Over the last several years pundits have suggested your demise is eminent. They believe you are faced with an insurmountable debt that cannot be repaid to the state or federal government. Consistently experts highlight your low five-year graduation rate and shrinking student population. Unfortunately, the anti-Cheyney University movement is consistent with the challenges other HBCUs have encountered. For instance, Morris Brown College fell victim to historical inequities and mismanagement that forced administrators to shudder their doors. Recently the calls for dramatic changes at Cheyney have intensified. A recent report from a task force outlines a series of recommendations that would dramatically alter the university. In addition, whispers that the university will be merged with a predominantly White institution (PWI), West Chester University continue to persist. Although some politicians and supporters have suggested that Cheyney and West Chester will not become a singular institution, the troubling rumor began long before I matriculated at Cheyney. Considering all the barriers you have to overcome I worry about your future.
I am writing this letter because despite the rhetoric surrounding the future your role in today’s society is vital. Historically Black colleges and universities (HBCUs) are the heart and soul of the higher education system. The nation’s ability to educate a productive and diverse workforce is inextricably linked to HBCUs success. Throughout their history, HBCUs have educated and supported students that society disregarded. You have nurtured thousands of students including me who have become scientists, teachers, lawyers, researchers, physicians, and dentists. People focus on your struggles without acknowledging your contributions to the country. Historically you have done more with less. Since your inception, students struggling to navigate society’s pitfalls found a home on a scenic campus in Pennsylvania.
Several years ago you welcomed an African-American male from Philadelphia seeking a path to success. Similar to other HBCUs you understood that standardized test scores or high school transcripts did not paint an accurate picture. You examined me closely and opened your gates to give me an opportunity. Without your faith and the support of numerous administrators, faculty, students, and auxiliary staff my future was cloudy. During my time at Cheyney when I faltered, you allowed me to correct my mistakes. When I lost faith in my abilities, suffered a personal loss, or struggled under the weight of systemic racism you eased my concerns. My story is not unique. During homecoming alumni retell stories that highlight why we care for you so deeply.
Writing this letter is painful but therapeutic. Listening to people predict your future without understanding the significance of the school song is difficult. Thus, it is important to create a counter narrative to challenge critics. Frequently they suggest that alumni and supporters are not taking steps to address a series of problems. This is inaccurate. Cheyney advocates have taken several steps including: 1) Heeding Cheyney’s Call, led by Michael Coard has taken legal action to remedy the state’s refusal to consistently abide by an agreement with the U.S. Department of Education; 2) Cheyney University’s National Alumni Association (District of Columbia, Maryland and Virginia chapter) held a fund raiser attended by hundreds of people; 3) Cheyney University Foundation sponsored a fundraiser in Philadelphia to help students pay for college and 4) advocates have taken steps to galvanize supporters.

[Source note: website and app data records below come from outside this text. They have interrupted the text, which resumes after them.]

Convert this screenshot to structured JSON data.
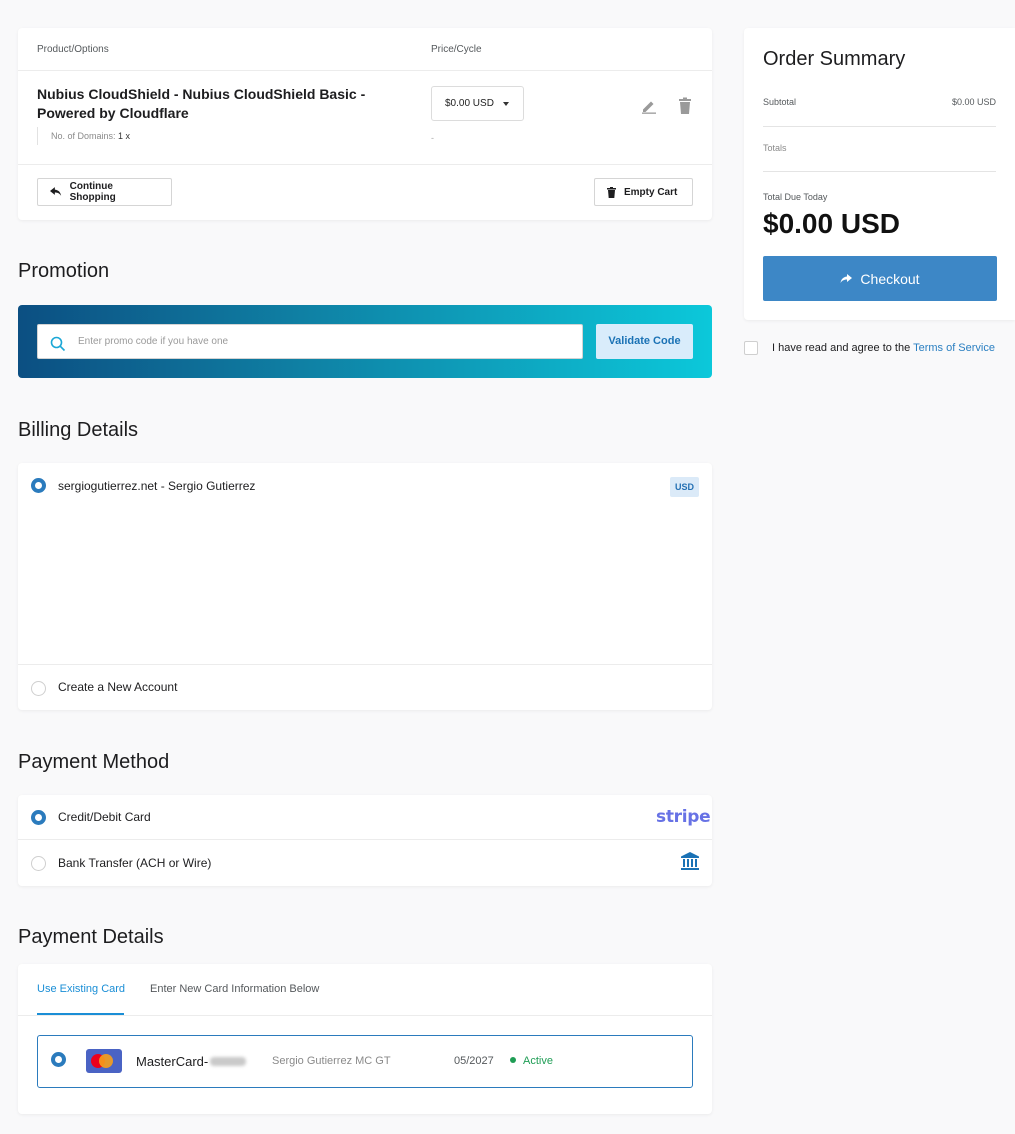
{
  "cart": {
    "col_product": "Product/Options",
    "col_price": "Price/Cycle",
    "item": {
      "name": "Nubius CloudShield - Nubius CloudShield Basic - Powered by Cloudflare",
      "option_label": "No. of Domains:",
      "option_value": "1 x",
      "price": "$0.00 USD",
      "price_sub": "-"
    },
    "continue_label": "Continue Shopping",
    "empty_label": "Empty Cart",
    "icons": {
      "edit": "pencil-icon",
      "delete": "trash-icon",
      "back": "reply-arrow-icon"
    }
  },
  "promotion": {
    "title": "Promotion",
    "placeholder": "Enter promo code if you have one",
    "validate_label": "Validate Code"
  },
  "billing": {
    "title": "Billing Details",
    "account": "sergiogutierrez.net - Sergio Gutierrez",
    "currency_badge": "USD",
    "new_account": "Create a New Account"
  },
  "payment_method": {
    "title": "Payment Method",
    "options": [
      {
        "label": "Credit/Debit Card",
        "selected": true,
        "logo": "stripe"
      },
      {
        "label": "Bank Transfer (ACH or Wire)",
        "selected": false,
        "logo": "bank-icon"
      }
    ]
  },
  "payment_details": {
    "title": "Payment Details",
    "tabs": [
      "Use Existing Card",
      "Enter New Card Information Below"
    ],
    "card": {
      "brand": "MasterCard-",
      "holder": "Sergio Gutierrez MC GT",
      "expiry": "05/2027",
      "status": "Active"
    }
  },
  "summary": {
    "title": "Order Summary",
    "subtotal_label": "Subtotal",
    "subtotal_value": "$0.00 USD",
    "totals_label": "Totals",
    "due_label": "Total Due Today",
    "due_value": "$0.00 USD",
    "checkout_label": "Checkout"
  },
  "tos": {
    "prefix": "I have read and agree to the",
    "link": "Terms of Service"
  },
  "colors": {
    "accent": "#3d87c6",
    "active_tab": "#1a8ed6",
    "status_green": "#1f9d55",
    "stripe": "#6772e5"
  }
}
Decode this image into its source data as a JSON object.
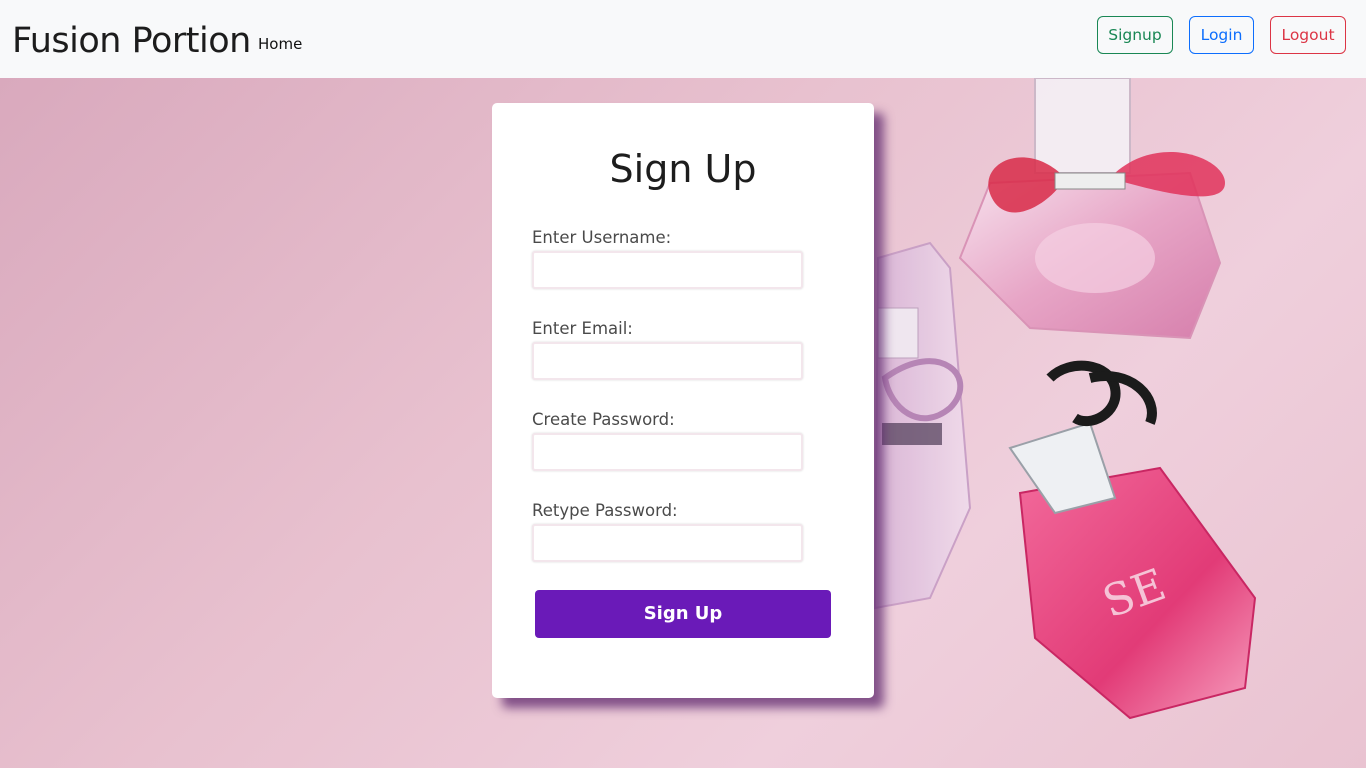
{
  "navbar": {
    "brand": "Fusion Portion",
    "home_link": "Home",
    "buttons": {
      "signup": "Signup",
      "login": "Login",
      "logout": "Logout"
    }
  },
  "colors": {
    "signup_accent": "#198754",
    "login_accent": "#0d6efd",
    "logout_accent": "#dc3545",
    "submit_button": "#6a1ab8",
    "background_tint": "#e8c1cf"
  },
  "form": {
    "title": "Sign Up",
    "fields": [
      {
        "label": "Enter Username:",
        "value": ""
      },
      {
        "label": "Enter Email:",
        "value": ""
      },
      {
        "label": "Create Password:",
        "value": ""
      },
      {
        "label": "Retype Password:",
        "value": ""
      }
    ],
    "submit_label": "Sign Up"
  },
  "background": {
    "image_icon": "perfume-bottles-image"
  }
}
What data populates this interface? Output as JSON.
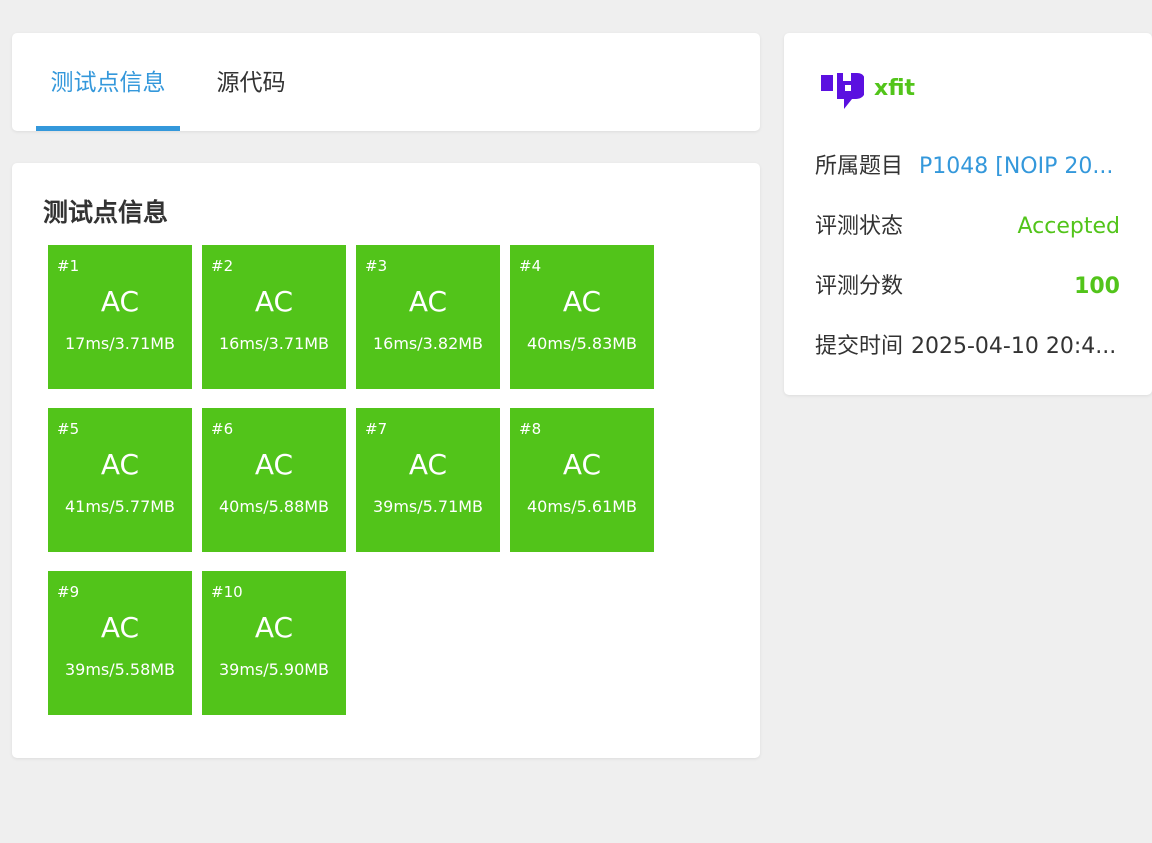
{
  "tabs": [
    {
      "label": "测试点信息",
      "active": true
    },
    {
      "label": "源代码",
      "active": false
    }
  ],
  "testcases": {
    "title": "测试点信息",
    "items": [
      {
        "num": "#1",
        "status": "AC",
        "usage": "17ms/3.71MB"
      },
      {
        "num": "#2",
        "status": "AC",
        "usage": "16ms/3.71MB"
      },
      {
        "num": "#3",
        "status": "AC",
        "usage": "16ms/3.82MB"
      },
      {
        "num": "#4",
        "status": "AC",
        "usage": "40ms/5.83MB"
      },
      {
        "num": "#5",
        "status": "AC",
        "usage": "41ms/5.77MB"
      },
      {
        "num": "#6",
        "status": "AC",
        "usage": "40ms/5.88MB"
      },
      {
        "num": "#7",
        "status": "AC",
        "usage": "39ms/5.71MB"
      },
      {
        "num": "#8",
        "status": "AC",
        "usage": "40ms/5.61MB"
      },
      {
        "num": "#9",
        "status": "AC",
        "usage": "39ms/5.58MB"
      },
      {
        "num": "#10",
        "status": "AC",
        "usage": "39ms/5.90MB"
      }
    ]
  },
  "info": {
    "user": {
      "name": "xfit",
      "avatar_icon": "user-logo-icon"
    },
    "problem_label": "所属题目",
    "problem_value": "P1048 [NOIP 20...",
    "status_label": "评测状态",
    "status_value": "Accepted",
    "score_label": "评测分数",
    "score_value": "100",
    "time_label": "提交时间",
    "time_value": "2025-04-10 20:4..."
  },
  "colors": {
    "accent": "#3498db",
    "accepted": "#52c41a",
    "logo": "#5b10e0",
    "background": "#efefef"
  }
}
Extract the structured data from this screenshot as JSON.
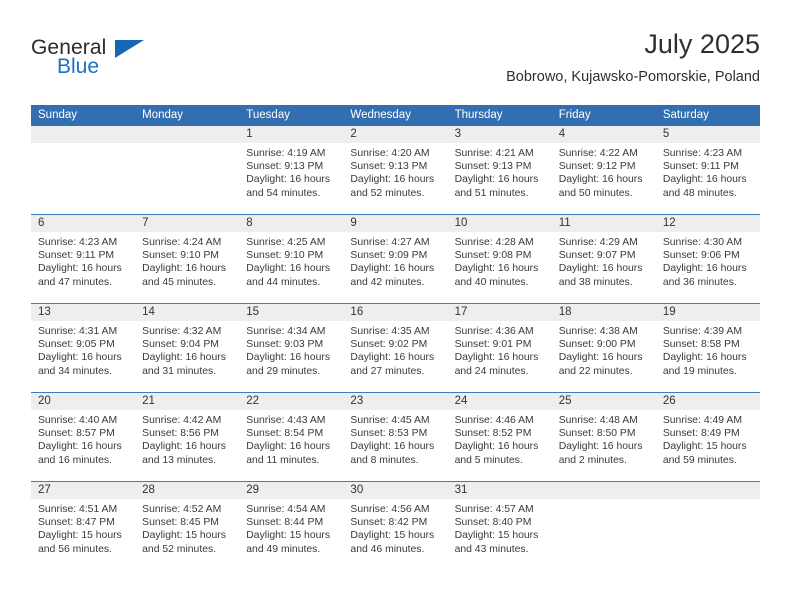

The efforts I have outlined in this letter are only a few steps we are all taking to ensure your future. Quietly some alumni and advocates are working with business leaders and experts to develop a comprehensive plan to protect the university’s valuable legacy. Proponents of HBCUs realize that if the nation’s oldest institution of higher learning closes several schools could follow over the next few years.
Closing your doors is not an acceptable alternative to watching you flourish for the next generation of scholars. Honestly, I couldn’t cope if your gates were permanently closed and my past was slowly blown away. While I believe in your future, I’m not an idealist. Changing the university’s current trajectory will require difficult choices. I hope that Cheyney can survive and thrive like HBCUs including Paul Quinn College in Texas. However, the institution needs a permanent leader with a bold vision and support from stakeholders. The university’s future cannot be made in closed door sessions without input from alumni with a vested interest in the path forward.
While I realize the conversation is frightening. It’s important you understand we won’t give up on your future and promise. Thousands of students have walked your hallowed halls and benefited from immense support from the Cheyney family. You are a crown jewel that has to be protected at all costs. I hope that after reading this letter you feel reinvigorated. Hold your head high and let’s work together to address every issue. I look forward to visiting soon.
Dr. Larry J. Walker, Class of 1996
Dee Brandon says
This is a beautifully written letter that could be addressed to any struggling HBCU.
Kenneth Miller says
I applaud the efforts of the writer of this letter and I hope something be done to save Cheyney and all other HBCU’s that may be going through tough times. My mother is an proud alumnae of Cheyney State College and I as well am an alumnus of a HBCU, Hampton University Class of 1992!!!